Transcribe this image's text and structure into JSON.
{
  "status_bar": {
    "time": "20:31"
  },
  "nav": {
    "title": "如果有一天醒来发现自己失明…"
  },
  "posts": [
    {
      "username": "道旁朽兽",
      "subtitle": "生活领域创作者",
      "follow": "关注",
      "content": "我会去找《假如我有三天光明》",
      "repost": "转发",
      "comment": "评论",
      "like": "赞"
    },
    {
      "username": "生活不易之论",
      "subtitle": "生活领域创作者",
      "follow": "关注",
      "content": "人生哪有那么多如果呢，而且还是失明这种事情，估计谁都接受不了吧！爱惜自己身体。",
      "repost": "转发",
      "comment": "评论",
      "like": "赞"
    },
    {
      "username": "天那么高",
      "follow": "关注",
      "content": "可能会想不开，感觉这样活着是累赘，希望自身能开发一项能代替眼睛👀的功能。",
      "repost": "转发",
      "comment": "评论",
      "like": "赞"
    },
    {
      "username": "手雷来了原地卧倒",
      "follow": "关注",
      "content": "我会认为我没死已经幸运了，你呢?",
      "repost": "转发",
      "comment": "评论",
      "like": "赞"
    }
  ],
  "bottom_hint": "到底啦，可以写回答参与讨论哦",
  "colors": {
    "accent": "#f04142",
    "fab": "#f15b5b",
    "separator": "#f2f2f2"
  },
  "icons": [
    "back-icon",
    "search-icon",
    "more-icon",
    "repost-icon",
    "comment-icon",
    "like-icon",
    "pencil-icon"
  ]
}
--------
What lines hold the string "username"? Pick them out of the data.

      "username": "道旁朽兽",
      "username": "生活不易之论",
      "username": "天那么高",
      "username": "手雷来了原地卧倒",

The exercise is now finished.